Then, Etsy re-prioritized its projects, and our team got shifted around, and the things we thought we were doing were no longer the things we were doing. That was awkward, and difficult, and we felt powerless.
Now, we knew our users. We’d been working on projects with an eye towards long-term investment. We could easily think about individual human beings using the stuff we’d been working on, because we’d met them in person. But all of a sudden we weren’t doing those things for those people any more.
For longer than I’d like to admit, I thought I’d made a terrible mistake. I thought that, in a system where we could suddenly not be doing the things we thought we were doing, that investing the time in building human relationships with our users was for naught. Some of these people were my Facebook friends; they’d hear about this and then they’d write on my wall about how terrible I was and MY MOM would see it!
I thought about the seller I’d talked to in Toronto, and the seller my teammate had talked to in Minnesota, and how disappointed they were at changes we’d made. I thought about all the Captains we’d met in Berlin, and Paris, and London, and how disappointed they’d be.

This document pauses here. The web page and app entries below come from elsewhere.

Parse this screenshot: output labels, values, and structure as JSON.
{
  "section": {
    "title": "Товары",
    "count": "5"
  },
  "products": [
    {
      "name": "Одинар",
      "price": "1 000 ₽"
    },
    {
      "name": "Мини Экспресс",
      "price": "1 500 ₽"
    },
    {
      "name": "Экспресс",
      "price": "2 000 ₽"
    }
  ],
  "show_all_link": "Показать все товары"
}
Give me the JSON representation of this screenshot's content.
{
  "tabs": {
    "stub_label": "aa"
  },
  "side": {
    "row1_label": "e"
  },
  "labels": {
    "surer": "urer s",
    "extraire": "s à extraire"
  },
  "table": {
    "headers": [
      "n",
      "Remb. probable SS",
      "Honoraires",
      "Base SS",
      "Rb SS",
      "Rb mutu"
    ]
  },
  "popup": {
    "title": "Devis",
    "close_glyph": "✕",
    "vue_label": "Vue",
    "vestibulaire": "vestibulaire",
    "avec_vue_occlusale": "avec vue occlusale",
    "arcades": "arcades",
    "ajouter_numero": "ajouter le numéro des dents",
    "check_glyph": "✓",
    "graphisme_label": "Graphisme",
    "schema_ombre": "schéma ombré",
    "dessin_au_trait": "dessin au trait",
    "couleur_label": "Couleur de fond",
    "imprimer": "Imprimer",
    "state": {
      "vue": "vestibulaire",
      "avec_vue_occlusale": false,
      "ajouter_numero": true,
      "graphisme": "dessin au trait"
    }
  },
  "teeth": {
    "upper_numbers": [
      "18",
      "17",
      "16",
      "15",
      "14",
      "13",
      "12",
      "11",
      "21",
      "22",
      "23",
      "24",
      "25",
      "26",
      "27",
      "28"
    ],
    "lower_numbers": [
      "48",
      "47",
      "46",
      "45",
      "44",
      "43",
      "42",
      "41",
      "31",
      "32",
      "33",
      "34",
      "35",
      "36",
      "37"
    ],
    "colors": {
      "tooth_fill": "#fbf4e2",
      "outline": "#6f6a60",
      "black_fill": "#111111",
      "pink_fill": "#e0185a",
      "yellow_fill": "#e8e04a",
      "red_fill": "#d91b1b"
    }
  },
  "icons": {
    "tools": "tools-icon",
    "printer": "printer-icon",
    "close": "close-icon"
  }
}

I thought I made a mistake by getting to know all these sellers and telling them about the work our team was doing. Worse still, I thought I’d made a mistake by encouraging the people on my team to meet sellers and tell them about what we were doing.
I thought, for a while, that I’d made things worse for lots of people – me, my teammates, some sellers – by talking to sellers and encouraging my teammates to do the same.
I’ve made lots and lots of mistakes, plenty of them here at Etsy, but I don’t think this was one of them.
Before I tell you why I don’t think it was a mistake, I want to talk about these still-lifes I’ve been showing you. Still lifes, because they capture a moment in time and attempt to freeze it – those perfect translucent lemons, those glistening oysters, that perfect bundle of asparagus – because they attempt to freeze time, they ultimately can do nothing but remind us of its transience. Those lemons have rotted, those oysters are gone, shells and all, that asparagus has turned back to dirt. The artists who painted those beautiful things died long ago. The paint itself is cracking and fading.
Nothing is permanent and very little is predictable, least of all people and the connections people build.
We are building a business based on the connections between people. These connections are beautiful and good. Meeting other human beings is a thing that brings us human beings joy. Watching other people use the things we’ve built is incredibly fulfilling.
But that fulfillment and that joy cannot exist without pain and disappointment and sorrow. Those hard things are an inextractible, essential part of every human connection. Those hard things are immanent in building things that other people use. We, as engineers, are not special in that regard. I promise that for every hardship we endure – every broken build, every hold in the push queue, every organizational frustration – each one of our sellers can match it and more: dried-up paint, cracked clay, bad suppliers, buyers who are impossible to satisfy, bills that pile up faster than orders.
The fun things bring us joy; the hard and painful things bring us empathy.
The fulfillment we feel in building Etsy, in reimagining commerce, comes not only from the fun and inspiring times, but also from the things that are hard. I’m asking you to do something – talk to sellers, in person, face to face – that is mostly fun and inspiring but inevitably difficult.
It is worth it. We will be better makers of things by knowing other makers of things as the human beings they are: with their own joys, with their own success, with their own struggles. Our jobs become more fulfilling and we become more thoughtful when we can see the entire experience of our users.
Please, talk to our sellers. They’re a lot like us.